## WORK ORDER
If a line of the data below holds the string "JSON", copy it.

--- RECORDS SUPPLIED ---

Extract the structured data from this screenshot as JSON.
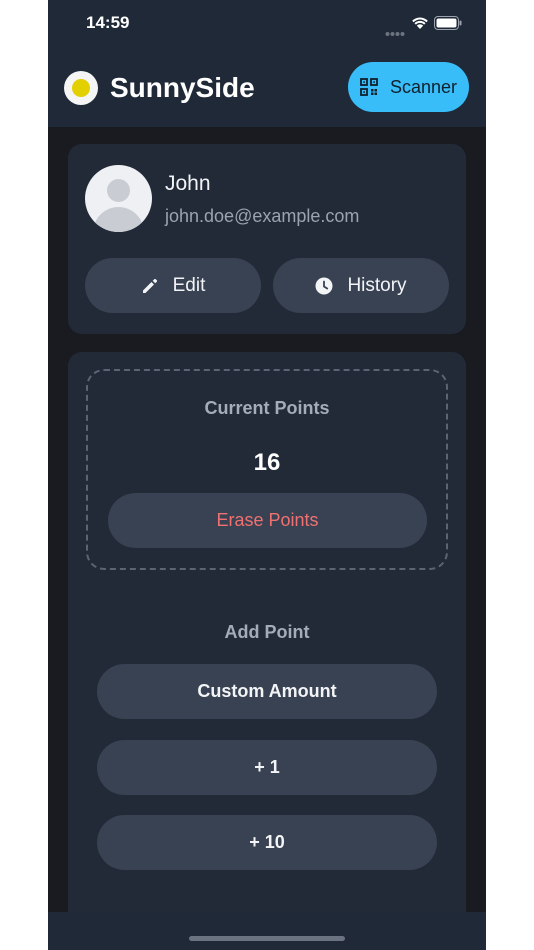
{
  "status_bar": {
    "time": "14:59"
  },
  "header": {
    "app_name": "SunnySide",
    "scanner_label": "Scanner"
  },
  "profile": {
    "name": "John",
    "email": "john.doe@example.com",
    "edit_label": "Edit",
    "history_label": "History"
  },
  "points": {
    "label": "Current Points",
    "value": "16",
    "erase_label": "Erase Points"
  },
  "add_point": {
    "label": "Add Point",
    "custom_label": "Custom Amount",
    "plus_one_label": "+ 1",
    "plus_ten_label": "+ 10"
  },
  "colors": {
    "accent": "#38bdf8",
    "danger_text": "#f07171",
    "sun": "#e3d000"
  },
  "icons": [
    "wifi-icon",
    "battery-icon",
    "signal-icon",
    "qr-code-icon",
    "pencil-icon",
    "clock-icon",
    "avatar-placeholder-icon"
  ]
}
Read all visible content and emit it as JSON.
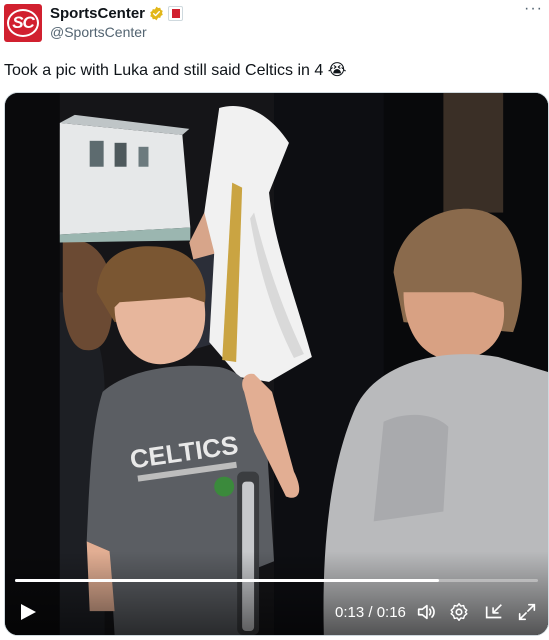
{
  "header": {
    "avatar_text": "SC",
    "display_name": "SportsCenter",
    "handle": "@SportsCenter",
    "more_label": "···"
  },
  "tweet": {
    "text": "Took a pic with Luka and still said Celtics in 4 😭"
  },
  "video": {
    "shirt_text": "CELTICS",
    "time_label": "0:13 / 0:16",
    "progress": 0.81,
    "icons": [
      "play-icon",
      "volume-icon",
      "settings-icon",
      "pip-icon",
      "fullscreen-icon"
    ]
  },
  "colors": {
    "brand": "#d1202f",
    "verified": "#e2b719",
    "text": "#0f1419",
    "muted": "#536471"
  }
}
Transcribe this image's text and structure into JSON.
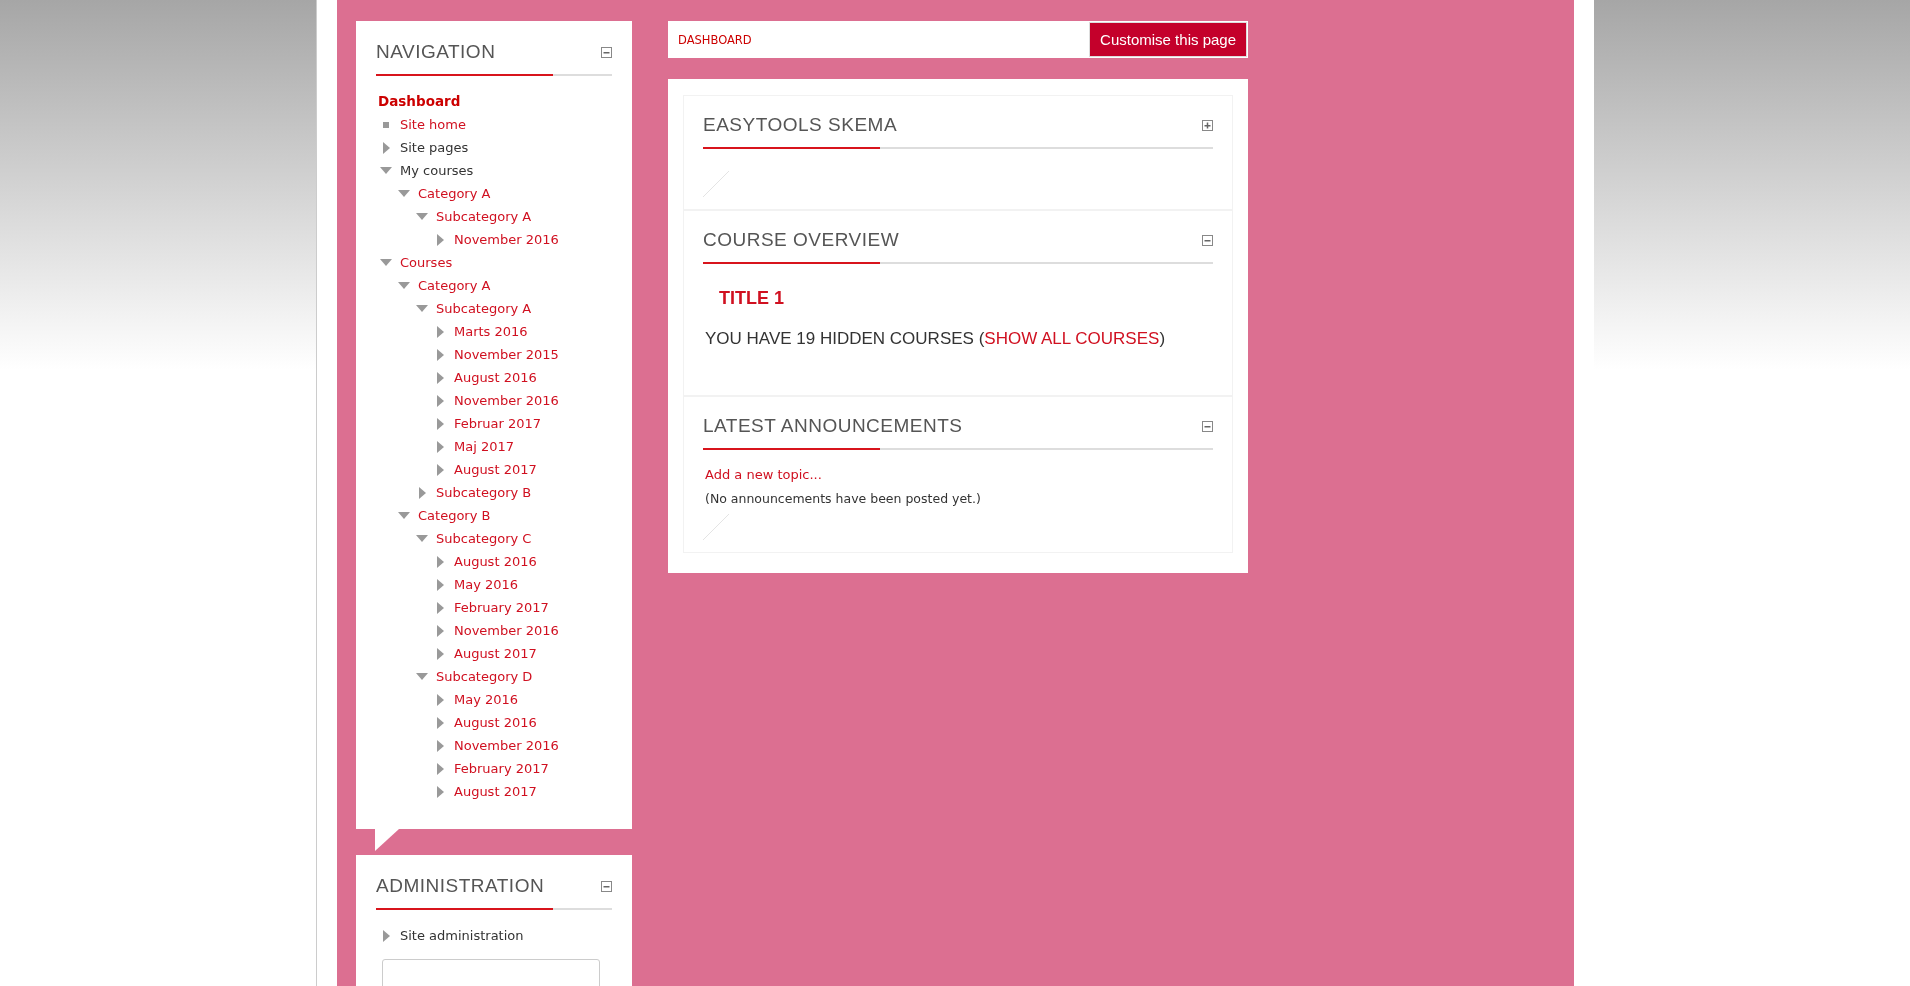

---

## EXERCISE OUTPUT
Extract the structured data from this screenshot as JSON.
Read all visible content and emit it as JSON.
Transcribe this image's text and structure into JSON.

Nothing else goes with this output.